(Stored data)
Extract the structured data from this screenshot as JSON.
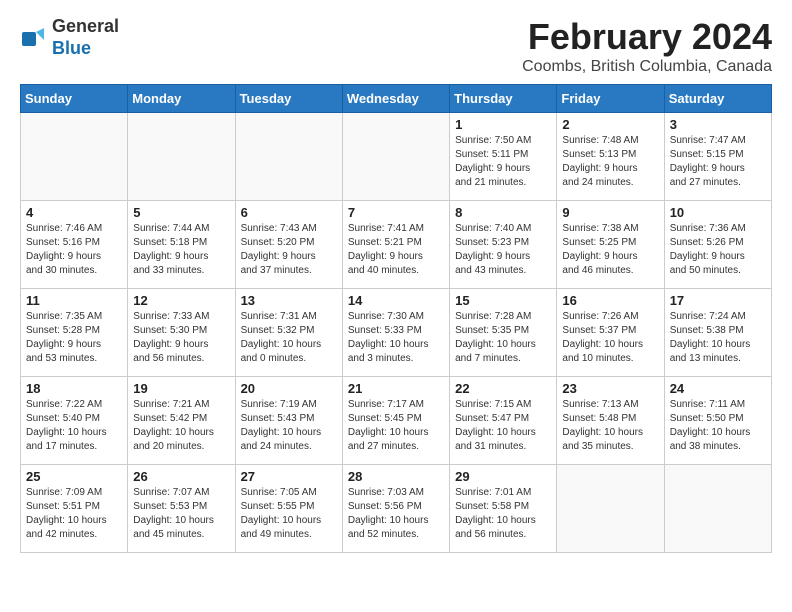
{
  "header": {
    "logo_line1": "General",
    "logo_line2": "Blue",
    "month_year": "February 2024",
    "location": "Coombs, British Columbia, Canada"
  },
  "weekdays": [
    "Sunday",
    "Monday",
    "Tuesday",
    "Wednesday",
    "Thursday",
    "Friday",
    "Saturday"
  ],
  "weeks": [
    [
      {
        "day": "",
        "info": ""
      },
      {
        "day": "",
        "info": ""
      },
      {
        "day": "",
        "info": ""
      },
      {
        "day": "",
        "info": ""
      },
      {
        "day": "1",
        "info": "Sunrise: 7:50 AM\nSunset: 5:11 PM\nDaylight: 9 hours\nand 21 minutes."
      },
      {
        "day": "2",
        "info": "Sunrise: 7:48 AM\nSunset: 5:13 PM\nDaylight: 9 hours\nand 24 minutes."
      },
      {
        "day": "3",
        "info": "Sunrise: 7:47 AM\nSunset: 5:15 PM\nDaylight: 9 hours\nand 27 minutes."
      }
    ],
    [
      {
        "day": "4",
        "info": "Sunrise: 7:46 AM\nSunset: 5:16 PM\nDaylight: 9 hours\nand 30 minutes."
      },
      {
        "day": "5",
        "info": "Sunrise: 7:44 AM\nSunset: 5:18 PM\nDaylight: 9 hours\nand 33 minutes."
      },
      {
        "day": "6",
        "info": "Sunrise: 7:43 AM\nSunset: 5:20 PM\nDaylight: 9 hours\nand 37 minutes."
      },
      {
        "day": "7",
        "info": "Sunrise: 7:41 AM\nSunset: 5:21 PM\nDaylight: 9 hours\nand 40 minutes."
      },
      {
        "day": "8",
        "info": "Sunrise: 7:40 AM\nSunset: 5:23 PM\nDaylight: 9 hours\nand 43 minutes."
      },
      {
        "day": "9",
        "info": "Sunrise: 7:38 AM\nSunset: 5:25 PM\nDaylight: 9 hours\nand 46 minutes."
      },
      {
        "day": "10",
        "info": "Sunrise: 7:36 AM\nSunset: 5:26 PM\nDaylight: 9 hours\nand 50 minutes."
      }
    ],
    [
      {
        "day": "11",
        "info": "Sunrise: 7:35 AM\nSunset: 5:28 PM\nDaylight: 9 hours\nand 53 minutes."
      },
      {
        "day": "12",
        "info": "Sunrise: 7:33 AM\nSunset: 5:30 PM\nDaylight: 9 hours\nand 56 minutes."
      },
      {
        "day": "13",
        "info": "Sunrise: 7:31 AM\nSunset: 5:32 PM\nDaylight: 10 hours\nand 0 minutes."
      },
      {
        "day": "14",
        "info": "Sunrise: 7:30 AM\nSunset: 5:33 PM\nDaylight: 10 hours\nand 3 minutes."
      },
      {
        "day": "15",
        "info": "Sunrise: 7:28 AM\nSunset: 5:35 PM\nDaylight: 10 hours\nand 7 minutes."
      },
      {
        "day": "16",
        "info": "Sunrise: 7:26 AM\nSunset: 5:37 PM\nDaylight: 10 hours\nand 10 minutes."
      },
      {
        "day": "17",
        "info": "Sunrise: 7:24 AM\nSunset: 5:38 PM\nDaylight: 10 hours\nand 13 minutes."
      }
    ],
    [
      {
        "day": "18",
        "info": "Sunrise: 7:22 AM\nSunset: 5:40 PM\nDaylight: 10 hours\nand 17 minutes."
      },
      {
        "day": "19",
        "info": "Sunrise: 7:21 AM\nSunset: 5:42 PM\nDaylight: 10 hours\nand 20 minutes."
      },
      {
        "day": "20",
        "info": "Sunrise: 7:19 AM\nSunset: 5:43 PM\nDaylight: 10 hours\nand 24 minutes."
      },
      {
        "day": "21",
        "info": "Sunrise: 7:17 AM\nSunset: 5:45 PM\nDaylight: 10 hours\nand 27 minutes."
      },
      {
        "day": "22",
        "info": "Sunrise: 7:15 AM\nSunset: 5:47 PM\nDaylight: 10 hours\nand 31 minutes."
      },
      {
        "day": "23",
        "info": "Sunrise: 7:13 AM\nSunset: 5:48 PM\nDaylight: 10 hours\nand 35 minutes."
      },
      {
        "day": "24",
        "info": "Sunrise: 7:11 AM\nSunset: 5:50 PM\nDaylight: 10 hours\nand 38 minutes."
      }
    ],
    [
      {
        "day": "25",
        "info": "Sunrise: 7:09 AM\nSunset: 5:51 PM\nDaylight: 10 hours\nand 42 minutes."
      },
      {
        "day": "26",
        "info": "Sunrise: 7:07 AM\nSunset: 5:53 PM\nDaylight: 10 hours\nand 45 minutes."
      },
      {
        "day": "27",
        "info": "Sunrise: 7:05 AM\nSunset: 5:55 PM\nDaylight: 10 hours\nand 49 minutes."
      },
      {
        "day": "28",
        "info": "Sunrise: 7:03 AM\nSunset: 5:56 PM\nDaylight: 10 hours\nand 52 minutes."
      },
      {
        "day": "29",
        "info": "Sunrise: 7:01 AM\nSunset: 5:58 PM\nDaylight: 10 hours\nand 56 minutes."
      },
      {
        "day": "",
        "info": ""
      },
      {
        "day": "",
        "info": ""
      }
    ]
  ]
}
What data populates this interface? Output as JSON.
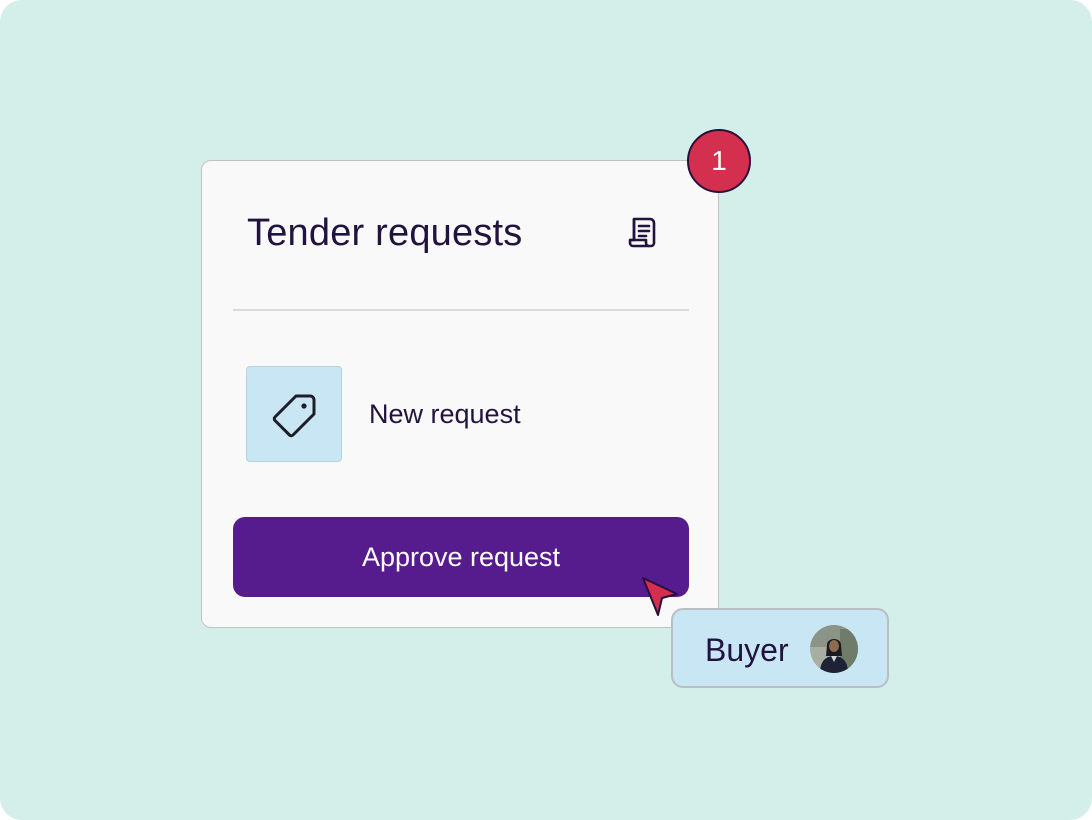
{
  "card": {
    "title": "Tender requests",
    "title_icon": "document-icon",
    "item": {
      "label": "New request",
      "icon": "tag-icon"
    },
    "approve_label": "Approve request"
  },
  "notification_badge": {
    "count": "1",
    "color": "#d42f4f"
  },
  "cursor_icon": "pointer-cursor-icon",
  "user": {
    "role": "Buyer",
    "avatar_icon": "avatar-photo"
  },
  "colors": {
    "background": "#d4eee9",
    "card": "#f9f9f9",
    "primary": "#561b8c",
    "text": "#22123f",
    "chip": "#c9e6f4",
    "cursor": "#d42f4f"
  }
}
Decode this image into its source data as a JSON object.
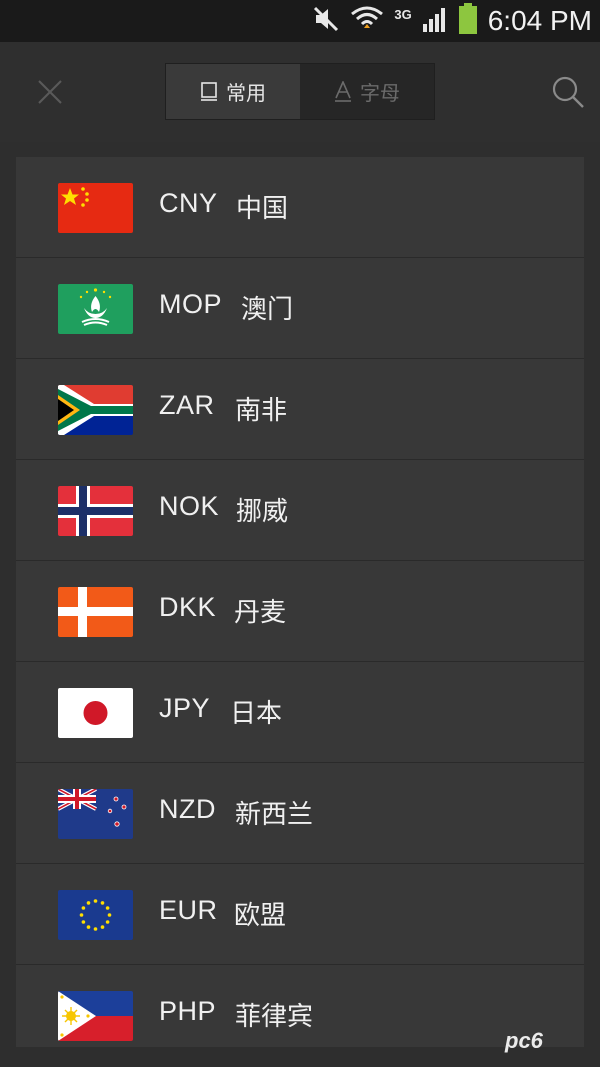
{
  "status_bar": {
    "time": "6:04 PM",
    "network": "3G",
    "icons": [
      "mute-icon",
      "wifi-icon",
      "signal-icon",
      "battery-icon"
    ]
  },
  "header": {
    "close_icon": "close-icon",
    "search_icon": "search-icon",
    "tabs": [
      {
        "label": "常用",
        "icon": "square-icon",
        "active": true
      },
      {
        "label": "字母",
        "icon": "letter-a-icon",
        "active": false
      }
    ]
  },
  "currencies": [
    {
      "code": "CNY",
      "name": "中国",
      "flag": "china-flag-icon"
    },
    {
      "code": "MOP",
      "name": "澳门",
      "flag": "macau-flag-icon"
    },
    {
      "code": "ZAR",
      "name": "南非",
      "flag": "south-africa-flag-icon"
    },
    {
      "code": "NOK",
      "name": "挪威",
      "flag": "norway-flag-icon"
    },
    {
      "code": "DKK",
      "name": "丹麦",
      "flag": "denmark-flag-icon"
    },
    {
      "code": "JPY",
      "name": "日本",
      "flag": "japan-flag-icon"
    },
    {
      "code": "NZD",
      "name": "新西兰",
      "flag": "new-zealand-flag-icon"
    },
    {
      "code": "EUR",
      "name": "欧盟",
      "flag": "eu-flag-icon"
    },
    {
      "code": "PHP",
      "name": "菲律宾",
      "flag": "philippines-flag-icon"
    }
  ],
  "watermark": "pc6"
}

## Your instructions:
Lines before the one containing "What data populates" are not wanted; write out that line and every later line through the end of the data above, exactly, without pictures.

## Response to the task:
What data populates this interface? Output as JSON.
{
  "card": {
    "title": "Tender requests",
    "title_icon": "document-icon",
    "item": {
      "label": "New request",
      "icon": "tag-icon"
    },
    "approve_label": "Approve request"
  },
  "notification_badge": {
    "count": "1",
    "color": "#d42f4f"
  },
  "cursor_icon": "pointer-cursor-icon",
  "user": {
    "role": "Buyer",
    "avatar_icon": "avatar-photo"
  },
  "colors": {
    "background": "#d4eee9",
    "card": "#f9f9f9",
    "primary": "#561b8c",
    "text": "#22123f",
    "chip": "#c9e6f4",
    "cursor": "#d42f4f"
  }
}
Decode this image into its source data as a JSON object.
{
  "status_bar": {
    "time": "6:04 PM",
    "network": "3G",
    "icons": [
      "mute-icon",
      "wifi-icon",
      "signal-icon",
      "battery-icon"
    ]
  },
  "header": {
    "close_icon": "close-icon",
    "search_icon": "search-icon",
    "tabs": [
      {
        "label": "常用",
        "icon": "square-icon",
        "active": true
      },
      {
        "label": "字母",
        "icon": "letter-a-icon",
        "active": false
      }
    ]
  },
  "currencies": [
    {
      "code": "CNY",
      "name": "中国",
      "flag": "china-flag-icon"
    },
    {
      "code": "MOP",
      "name": "澳门",
      "flag": "macau-flag-icon"
    },
    {
      "code": "ZAR",
      "name": "南非",
      "flag": "south-africa-flag-icon"
    },
    {
      "code": "NOK",
      "name": "挪威",
      "flag": "norway-flag-icon"
    },
    {
      "code": "DKK",
      "name": "丹麦",
      "flag": "denmark-flag-icon"
    },
    {
      "code": "JPY",
      "name": "日本",
      "flag": "japan-flag-icon"
    },
    {
      "code": "NZD",
      "name": "新西兰",
      "flag": "new-zealand-flag-icon"
    },
    {
      "code": "EUR",
      "name": "欧盟",
      "flag": "eu-flag-icon"
    },
    {
      "code": "PHP",
      "name": "菲律宾",
      "flag": "philippines-flag-icon"
    }
  ],
  "watermark": "pc6"
}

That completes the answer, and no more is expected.